And if the hydrazine tank was a threat, as claimed -- and I don't think it is -- you would have a high chance of missing it. So it's a little bit unclear how effective you could be with shooting this thing, even if you succeed, although I do think you might succeed.
Now, the question of the Chinese and the Russians is that I think this has some chance of provoking a response from the Chinese and Russians.
I actually think that the more likely response at this point is to try to play it cool, because there's a new administration coming, whatever that administration will be -- whether Republican or Democratic -- and I think the Chinese and Russians will pretty much bet that a new administration will be more sensible in the way they approach these matters.
MARGARET WARNER: Let me give Ambassador Cooper the last word here in the brief time.
HENRY COOPER: Well, let me just say that I believe that the ballistic missile defense programs are useful, important, and it's an inherent capability of ballistic missile defense systems to have this capability to shoot down satellites.
MARGARET WARNER: I mean, what do you think the Chinese and the Russians are going to do?
HENRY COOPER: Oh, with the Russians and the Chinese, I really don't know what they're going to do. Much of this argument is highly political. They understand the technical facts as well as we.
Russia has ABM systems deployed around Moscow. They're nuclear, of course, but they have an inherent capability against satellites, as well, if they wish to use them that way. So in much of this case, I believe this argument is political, rather than substantive.

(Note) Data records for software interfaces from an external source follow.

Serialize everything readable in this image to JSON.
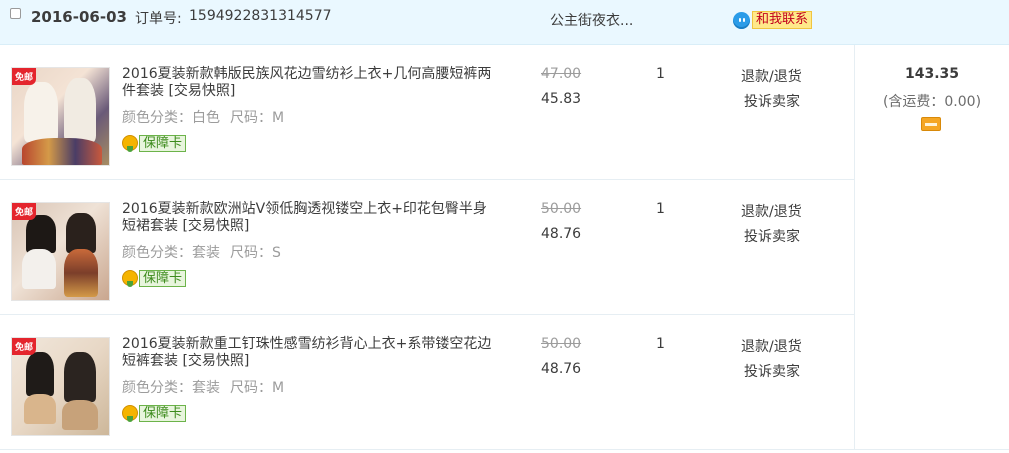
{
  "order": {
    "date": "2016-06-03",
    "number_label": "订单号:",
    "number": "1594922831314577",
    "shop_name": "公主街夜衣...",
    "contact_label": "和我联系",
    "total": "143.35",
    "shipping_note": "(含运费：0.00)"
  },
  "items": [
    {
      "title": "2016夏装新款韩版民族风花边雪纺衫上衣+几何高腰短裤两件套装 [交易快照]",
      "sku_color_label": "颜色分类：白色",
      "sku_size_label": "尺码：M",
      "guarantee_label": "保障卡",
      "original_price": "47.00",
      "price": "45.83",
      "quantity": "1",
      "refund_label": "退款/退货",
      "complain_label": "投诉卖家",
      "thumb_badge": "免邮"
    },
    {
      "title": "2016夏装新款欧洲站V领低胸透视镂空上衣+印花包臀半身短裙套装 [交易快照]",
      "sku_color_label": "颜色分类：套装",
      "sku_size_label": "尺码：S",
      "guarantee_label": "保障卡",
      "original_price": "50.00",
      "price": "48.76",
      "quantity": "1",
      "refund_label": "退款/退货",
      "complain_label": "投诉卖家",
      "thumb_badge": "免邮"
    },
    {
      "title": "2016夏装新款重工钉珠性感雪纺衫背心上衣+系带镂空花边短裤套装 [交易快照]",
      "sku_color_label": "颜色分类：套装",
      "sku_size_label": "尺码：M",
      "guarantee_label": "保障卡",
      "original_price": "50.00",
      "price": "48.76",
      "quantity": "1",
      "refund_label": "退款/退货",
      "complain_label": "投诉卖家",
      "thumb_badge": "免邮"
    }
  ],
  "colors": {
    "header_bg": "#eaf8ff",
    "contact_red": "#c2001d",
    "guarantee_green": "#3c8b1c"
  },
  "icons": {
    "checkbox": "checkbox-icon",
    "wangwang": "wangwang-chat-icon",
    "guarantee": "guarantee-badge-icon",
    "payment_card": "payment-card-icon"
  }
}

MARGARET WARNER: All right, well, thank you both for a substantive argument. Ambassador Cooper...
THEODORE POSTOL: Can I...
MARGARET WARNER: Professor Postol, I'm so sorry, but we're out of time. But thanks a lot.
THEODORE POSTOL: That's OK. Thank you.
MARGARET WARNER: Bye-bye.
HENRY COOPER: Thank you, Margaret.